> _Exercise directions_
What lines in the records below mention "JSON"? List them all.

Start of Record extracts

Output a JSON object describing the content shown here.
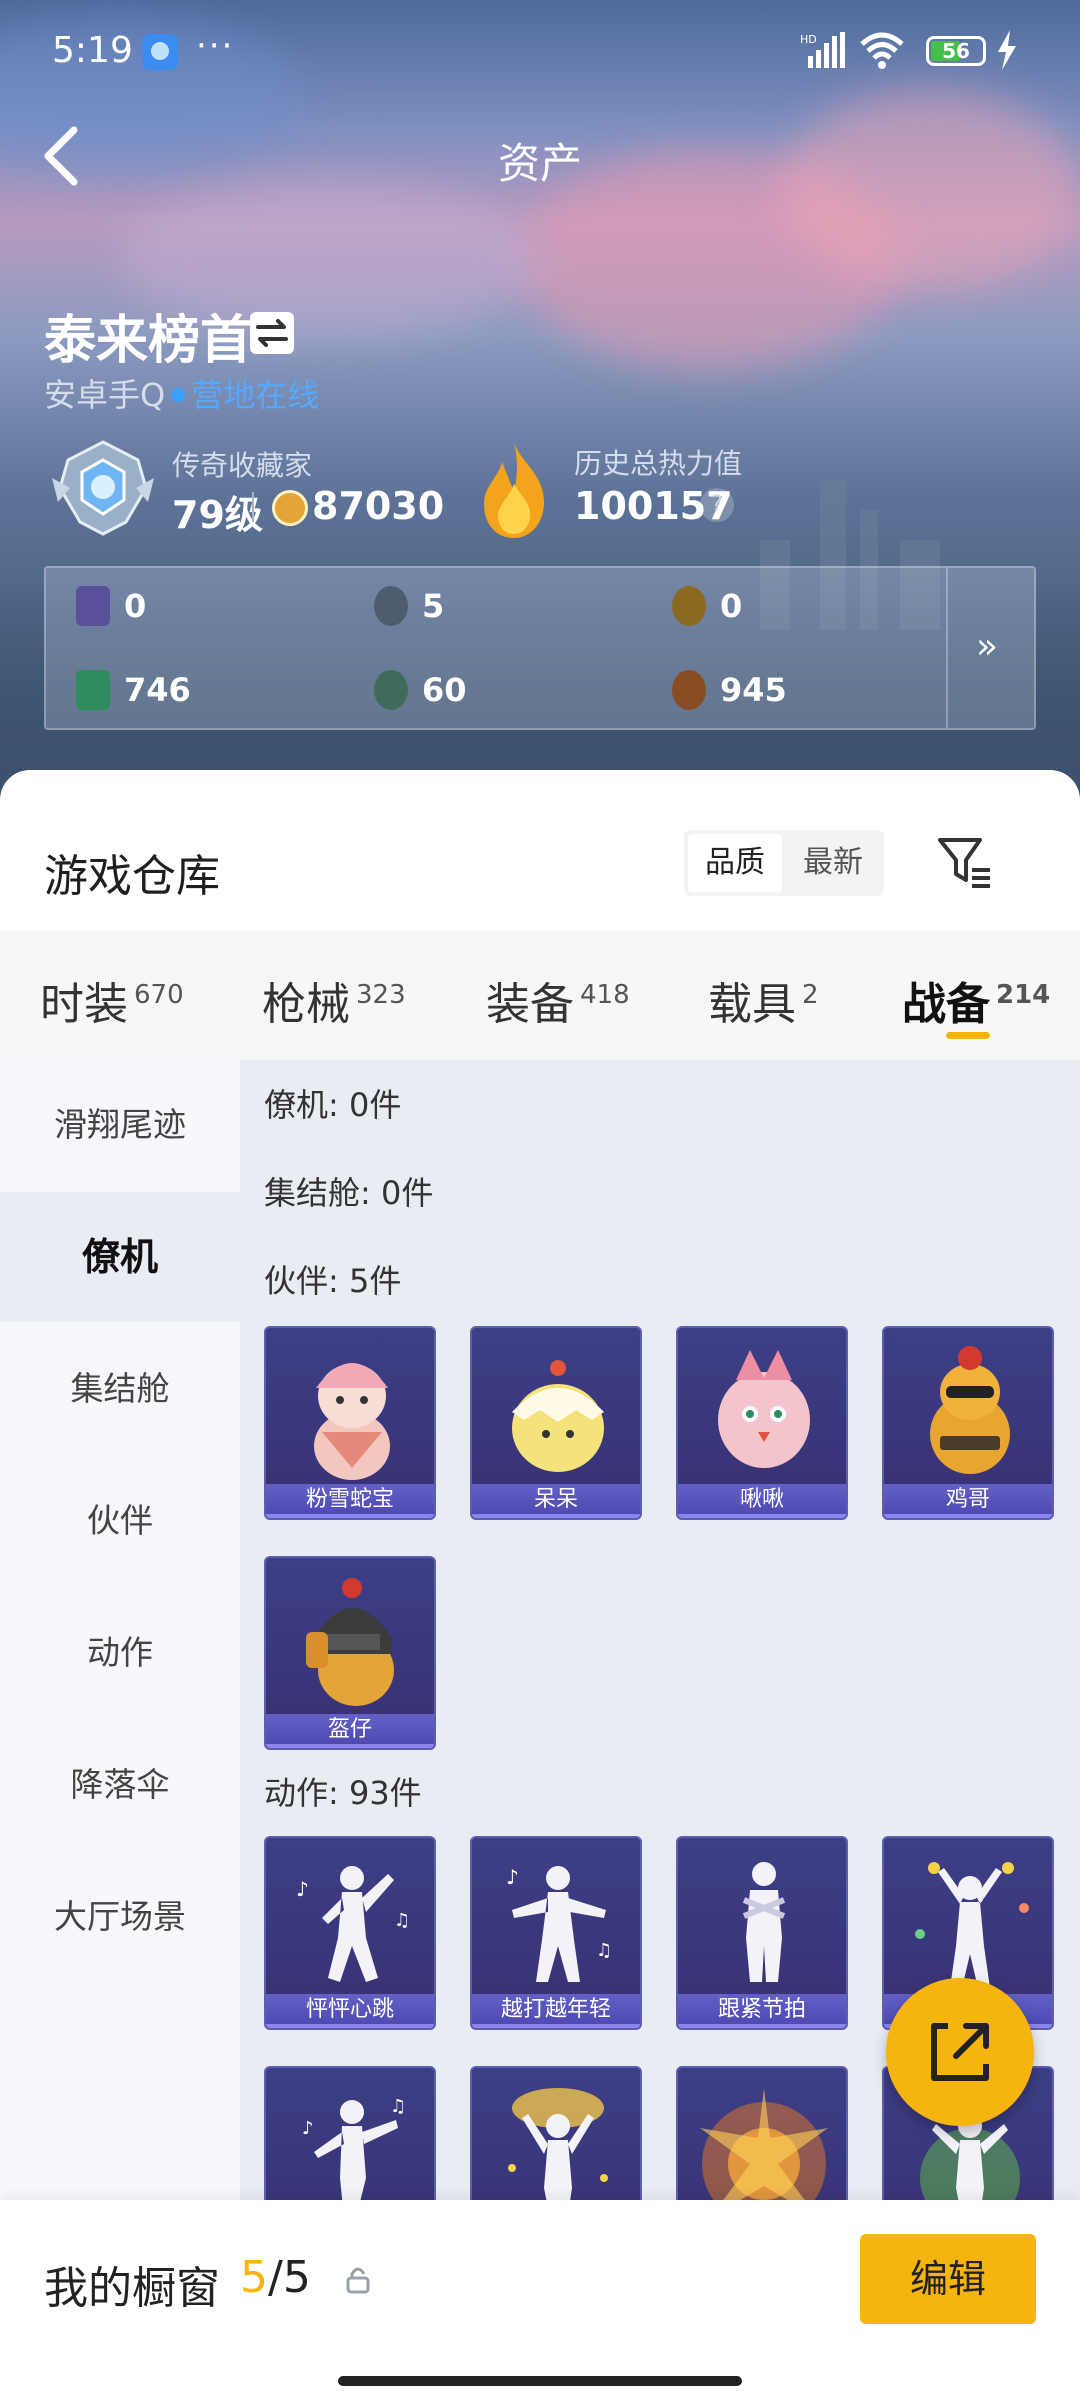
{
  "status_bar": {
    "time": "5:19",
    "more": "···",
    "battery": "56",
    "signal_label": "HD"
  },
  "header": {
    "title": "资产"
  },
  "profile": {
    "name": "泰来榜首",
    "account": "安卓手Q",
    "online": "营地在线",
    "rank_title": "传奇收藏家",
    "level": "79级",
    "coins": "87030",
    "heat_title": "历史总热力值",
    "heat_value": "100157",
    "help": "?"
  },
  "currencies": [
    {
      "value": "0",
      "icon": "card-icon",
      "color": "#5a4f9a"
    },
    {
      "value": "5",
      "icon": "coin-icon",
      "color": "#4d5d70"
    },
    {
      "value": "0",
      "icon": "gold-coin-icon",
      "color": "#8a6a20"
    },
    {
      "value": "746",
      "icon": "ticket-icon",
      "color": "#2e8c5e"
    },
    {
      "value": "60",
      "icon": "sphere-icon",
      "color": "#3f6c5a"
    },
    {
      "value": "945",
      "icon": "bronze-coin-icon",
      "color": "#8a4c22"
    }
  ],
  "currencies_more": "»",
  "warehouse": {
    "title": "游戏仓库",
    "sort_options": [
      "品质",
      "最新"
    ],
    "active_sort": "品质"
  },
  "tabs": [
    {
      "label": "时装",
      "count": "670"
    },
    {
      "label": "枪械",
      "count": "323"
    },
    {
      "label": "装备",
      "count": "418"
    },
    {
      "label": "载具",
      "count": "2"
    },
    {
      "label": "战备",
      "count": "214"
    }
  ],
  "active_tab": "战备",
  "sidebar": [
    "滑翔尾迹",
    "僚机",
    "集结舱",
    "伙伴",
    "动作",
    "降落伞",
    "大厅场景"
  ],
  "active_sidebar": "僚机",
  "sections": {
    "wingman": "僚机: 0件",
    "pod": "集结舱: 0件",
    "partner": "伙伴: 5件",
    "emote": "动作: 93件"
  },
  "partners": [
    "粉雪蛇宝",
    "呆呆",
    "啾啾",
    "鸡哥",
    "盔仔"
  ],
  "emotes": [
    "怦怦心跳",
    "越打越年轻",
    "跟紧节拍",
    ""
  ],
  "showcase": {
    "title": "我的橱窗",
    "used": "5",
    "sep": "/",
    "total": "5",
    "edit": "编辑"
  },
  "accent_color": "#f6b40f"
}
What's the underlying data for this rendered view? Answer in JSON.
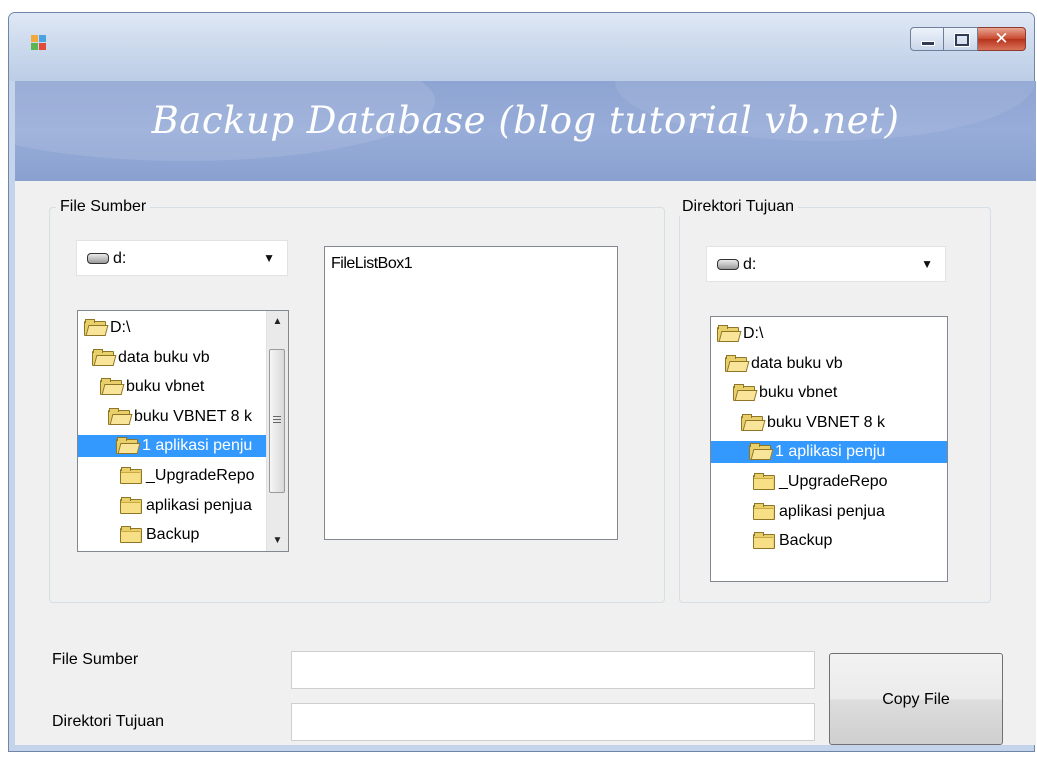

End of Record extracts

> _Written solution_
Output a JSON object describing the content shown here.
What's the underlying data for this rendered view? Answer in JSON.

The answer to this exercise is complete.